A landscape photography workshop can be a great way to experience the “best photo spots” of a new location, learn first-hand from an established photographer, or develop new camera and editing techniques in a controlled setting. However, landscape photography workshops aren’t necessarily a “one-size-fits-all” proposition – they come in many different formats and styles. A landscape photography workshop is a planned investment or professional development experience for many individuals. As such, it can be helpful to spend a few minutes evaluating just what it is you’re looking to achieve from a potential workshop experience.
Photography Workshop Formats
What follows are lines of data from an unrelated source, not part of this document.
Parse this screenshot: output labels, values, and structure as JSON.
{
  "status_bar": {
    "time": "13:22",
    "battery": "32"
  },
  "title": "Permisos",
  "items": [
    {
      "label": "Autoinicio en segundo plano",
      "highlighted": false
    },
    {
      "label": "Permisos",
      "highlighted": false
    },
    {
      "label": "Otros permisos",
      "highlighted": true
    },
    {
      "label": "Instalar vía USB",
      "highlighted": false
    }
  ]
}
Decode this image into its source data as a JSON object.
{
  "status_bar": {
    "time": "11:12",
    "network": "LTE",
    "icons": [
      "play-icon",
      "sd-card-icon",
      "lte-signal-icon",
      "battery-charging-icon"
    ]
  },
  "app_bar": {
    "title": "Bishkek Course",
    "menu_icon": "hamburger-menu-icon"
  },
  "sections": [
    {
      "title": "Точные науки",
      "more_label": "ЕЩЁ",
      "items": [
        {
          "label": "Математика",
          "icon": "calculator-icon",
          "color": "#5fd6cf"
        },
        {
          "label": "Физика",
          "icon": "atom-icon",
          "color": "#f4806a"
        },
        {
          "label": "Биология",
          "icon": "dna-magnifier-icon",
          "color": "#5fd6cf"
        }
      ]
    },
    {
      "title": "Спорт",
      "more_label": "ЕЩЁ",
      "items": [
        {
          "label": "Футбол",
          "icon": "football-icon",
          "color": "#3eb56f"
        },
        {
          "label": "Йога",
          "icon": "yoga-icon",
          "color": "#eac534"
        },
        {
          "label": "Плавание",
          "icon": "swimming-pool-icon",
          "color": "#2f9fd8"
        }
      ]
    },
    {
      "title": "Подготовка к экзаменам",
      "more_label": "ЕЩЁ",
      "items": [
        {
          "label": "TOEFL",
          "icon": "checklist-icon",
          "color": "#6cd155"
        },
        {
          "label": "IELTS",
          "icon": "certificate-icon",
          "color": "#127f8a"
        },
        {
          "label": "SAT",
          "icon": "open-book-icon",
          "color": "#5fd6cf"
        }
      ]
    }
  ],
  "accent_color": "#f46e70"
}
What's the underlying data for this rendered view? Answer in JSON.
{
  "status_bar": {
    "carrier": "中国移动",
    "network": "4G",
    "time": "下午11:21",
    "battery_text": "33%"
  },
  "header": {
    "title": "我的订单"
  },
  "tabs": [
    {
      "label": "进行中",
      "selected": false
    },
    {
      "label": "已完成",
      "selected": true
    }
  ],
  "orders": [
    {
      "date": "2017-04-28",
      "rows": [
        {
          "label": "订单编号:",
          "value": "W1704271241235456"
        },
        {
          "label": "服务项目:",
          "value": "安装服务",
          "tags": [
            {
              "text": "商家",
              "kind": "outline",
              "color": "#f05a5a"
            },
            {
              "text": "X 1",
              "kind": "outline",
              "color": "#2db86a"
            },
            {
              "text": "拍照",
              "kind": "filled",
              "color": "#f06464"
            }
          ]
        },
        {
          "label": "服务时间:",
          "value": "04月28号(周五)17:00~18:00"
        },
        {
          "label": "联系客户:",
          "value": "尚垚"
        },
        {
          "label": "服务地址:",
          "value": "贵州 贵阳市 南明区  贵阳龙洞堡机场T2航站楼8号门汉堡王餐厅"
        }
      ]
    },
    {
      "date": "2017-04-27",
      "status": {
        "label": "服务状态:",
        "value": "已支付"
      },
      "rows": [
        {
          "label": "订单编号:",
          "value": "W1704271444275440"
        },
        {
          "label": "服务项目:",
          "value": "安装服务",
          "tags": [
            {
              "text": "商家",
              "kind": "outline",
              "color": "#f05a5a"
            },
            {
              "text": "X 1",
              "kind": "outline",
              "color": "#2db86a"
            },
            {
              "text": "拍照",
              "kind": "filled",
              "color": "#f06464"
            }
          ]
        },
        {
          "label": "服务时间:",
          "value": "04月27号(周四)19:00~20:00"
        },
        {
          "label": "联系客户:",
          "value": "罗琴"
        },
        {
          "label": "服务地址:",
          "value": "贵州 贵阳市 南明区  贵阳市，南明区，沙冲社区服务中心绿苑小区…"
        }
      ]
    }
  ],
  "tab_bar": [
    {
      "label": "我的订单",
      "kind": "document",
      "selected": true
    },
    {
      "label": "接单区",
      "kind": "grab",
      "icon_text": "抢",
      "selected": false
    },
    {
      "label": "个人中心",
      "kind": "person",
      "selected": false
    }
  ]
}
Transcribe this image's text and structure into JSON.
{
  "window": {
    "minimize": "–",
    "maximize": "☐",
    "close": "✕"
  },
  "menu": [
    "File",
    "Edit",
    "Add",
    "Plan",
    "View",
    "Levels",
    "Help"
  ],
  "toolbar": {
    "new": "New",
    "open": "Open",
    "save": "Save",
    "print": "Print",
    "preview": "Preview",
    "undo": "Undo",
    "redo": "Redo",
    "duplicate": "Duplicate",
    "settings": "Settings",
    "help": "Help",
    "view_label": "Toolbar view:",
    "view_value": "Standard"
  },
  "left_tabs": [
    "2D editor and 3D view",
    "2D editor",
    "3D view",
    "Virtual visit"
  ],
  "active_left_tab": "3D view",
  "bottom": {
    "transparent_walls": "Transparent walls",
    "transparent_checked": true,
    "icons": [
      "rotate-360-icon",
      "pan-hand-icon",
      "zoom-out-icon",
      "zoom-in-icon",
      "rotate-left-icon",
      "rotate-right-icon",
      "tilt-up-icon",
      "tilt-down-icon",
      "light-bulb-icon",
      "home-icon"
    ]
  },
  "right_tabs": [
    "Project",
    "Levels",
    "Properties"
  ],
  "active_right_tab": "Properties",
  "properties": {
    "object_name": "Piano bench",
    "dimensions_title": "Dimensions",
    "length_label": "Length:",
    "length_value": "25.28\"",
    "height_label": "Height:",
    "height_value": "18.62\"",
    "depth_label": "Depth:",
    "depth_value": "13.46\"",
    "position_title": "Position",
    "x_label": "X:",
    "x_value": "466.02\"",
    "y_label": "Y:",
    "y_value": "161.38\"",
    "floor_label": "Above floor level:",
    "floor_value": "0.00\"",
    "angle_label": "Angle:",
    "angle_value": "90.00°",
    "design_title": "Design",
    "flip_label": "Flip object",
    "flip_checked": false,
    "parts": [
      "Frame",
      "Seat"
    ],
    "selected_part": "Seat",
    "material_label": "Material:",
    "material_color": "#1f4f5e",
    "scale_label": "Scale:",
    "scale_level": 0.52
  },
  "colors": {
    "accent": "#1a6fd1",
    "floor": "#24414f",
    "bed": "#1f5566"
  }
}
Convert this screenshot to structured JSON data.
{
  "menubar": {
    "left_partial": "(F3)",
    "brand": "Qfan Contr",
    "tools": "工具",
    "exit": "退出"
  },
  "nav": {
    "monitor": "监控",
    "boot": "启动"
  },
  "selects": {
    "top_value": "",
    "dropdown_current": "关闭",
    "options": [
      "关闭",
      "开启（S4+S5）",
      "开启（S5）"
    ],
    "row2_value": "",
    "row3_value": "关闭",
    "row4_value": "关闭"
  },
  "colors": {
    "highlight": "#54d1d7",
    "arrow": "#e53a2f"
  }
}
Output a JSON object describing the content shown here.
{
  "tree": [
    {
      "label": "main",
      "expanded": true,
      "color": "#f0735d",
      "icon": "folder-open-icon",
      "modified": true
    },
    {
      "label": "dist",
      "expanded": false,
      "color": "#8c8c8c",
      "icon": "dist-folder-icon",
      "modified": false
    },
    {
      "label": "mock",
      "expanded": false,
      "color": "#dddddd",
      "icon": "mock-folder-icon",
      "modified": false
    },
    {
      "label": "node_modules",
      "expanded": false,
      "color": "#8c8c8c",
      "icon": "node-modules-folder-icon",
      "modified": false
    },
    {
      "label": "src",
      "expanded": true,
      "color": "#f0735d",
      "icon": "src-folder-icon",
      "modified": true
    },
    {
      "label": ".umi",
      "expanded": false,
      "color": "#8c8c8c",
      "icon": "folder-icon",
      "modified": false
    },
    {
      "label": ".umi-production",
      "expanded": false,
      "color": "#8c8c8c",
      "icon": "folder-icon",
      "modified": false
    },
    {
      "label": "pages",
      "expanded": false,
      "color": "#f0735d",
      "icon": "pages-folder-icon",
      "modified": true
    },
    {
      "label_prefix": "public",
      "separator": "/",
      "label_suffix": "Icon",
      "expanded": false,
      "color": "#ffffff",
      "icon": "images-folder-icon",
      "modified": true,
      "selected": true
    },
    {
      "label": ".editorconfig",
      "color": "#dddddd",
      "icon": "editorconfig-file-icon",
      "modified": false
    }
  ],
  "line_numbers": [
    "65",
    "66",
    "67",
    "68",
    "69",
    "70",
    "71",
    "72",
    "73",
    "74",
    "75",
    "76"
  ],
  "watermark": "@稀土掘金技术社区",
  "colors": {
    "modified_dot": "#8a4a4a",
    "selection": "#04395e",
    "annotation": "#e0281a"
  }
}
Landscape photography workshops can vary greatly in scope from basic photo guides that take you to a series of scenic locations, to true photography workshops where camera fundamentals and editing techniques are taught, to full immersion photography workshops where students are mentored both in the field and in the classroom. And, while there is no “right-or-wrong” with any of these workshop formats, it is important to understand both the benefits and limitations of each format.
The Basic Guide
Let’s start with the basic photo guide format. A number of years ago, I was visiting Yosemite National Park for the first time. I was planning to organize several days of landscape photography around a one-day hike up the Half Dome. Although I had done my usual research identifying different sites in the park that I wanted to photograph, it quickly became clear given the sheer size and logistics of getting around the park that I could use some help.
I decided to hire a park guide to help me organize a one-day photo itinerary focused on three of the key shots I wanted. We met at 4 AM and drove/hiked in the darkness for the next two hours to get into position for the sunrise photo I wanted. Our “day” continued until almost 11 PM. In short, I never would have reached as many locations as we did, or discovered some of the hidden gems we went to that day without the help of my guide.
If you’re looking for basic assistance with where to shoot and when to shoot, consider hiring a photo guide to help you identify the best photo locations and to simplify the logistics of getting around. The half-day guided bus tours that many cities offer can also be a great way to get a quick overview of the city and identify specific locations you’d like to return to for a second look/shoot.
True Photography Workshops
The second category of photography workshops is what I often refer to as the true photography workshops where camera fundamentals, shooting strategies, and post-editing techniques are taught. These types of workshops vary greatly in terms of content, and they can include topics such as how to configure your new camera or how to create depth of field on a beginner level, to topics such as the basics of studio lighting and night photography on an intermediate level, to topics such as working with luminosity masks or mastering high speed sync as advanced techniques.
These types of workshops are an excellent way to develop new skills in specific areas. In addition to formal classroom settings, there are also a number of excellent online resources available (e.g., SLR Lounge and Creative Live) where students can access high-quality instruction across a wide range of topics and skills.
Full Immersion Landscape Photography Workshops
A final genre of photography workshops is the full immersion landscape photography workshop where students are mentored both in the field and in the classroom. Out in the field, my students explore different approaches to visualizing a scene, composing ground/sky/sea landscapes, and managing complex highlight and shadow scenes. Students learn techniques such as dynamic bracketing, focus stacking, and neutral density filters. With an experienced mentor by their side, students are encouraged – sometimes challenged – to contemplate their shooting objectives for the day before they start shooting.
Back in the classroom, students spend time developing their post-production workflow – learning when Lightroom is enough and when they need to move their work into Photoshop. They learn techniques such as luminosity masks to create and solve contrast, color, and blending issues.
Perhaps the greatest benefit of a full immersion approach is that students are able to evaluate what worked and what didn’t work at the end of each day so that they can make adjustments during their next shooting session in the field as well as their next post-production session back in the classroom.
The group size for my full immersion photography workshops is limited to just 3 to 6 students, allowing for a high level of personal interaction, planning, and guidance. Students are continually challenged to develop and expand their visual voice.
In summary, while there is no “right-or-wrong” with any of these workshop formats, it is important to understand both the benefits and limitations of each format:
- If you’re looking for basic assistance with where to shoot and when to shoot, consider hiring a photo guide to help you identify the best photo locations and to simplify the logistics of getting around.
- True photography workshops are an excellent way to develop new skills in specific areas.
- Finally, although more intensive, full immersion landscape photography workshops provide students with the greatest potential for in-depth learning and the opportunity to develop a complete production workflow under the direct guidance of a seasoned instructor in real-world conditions.
Regardless of the route ahead of you, just keep shooting!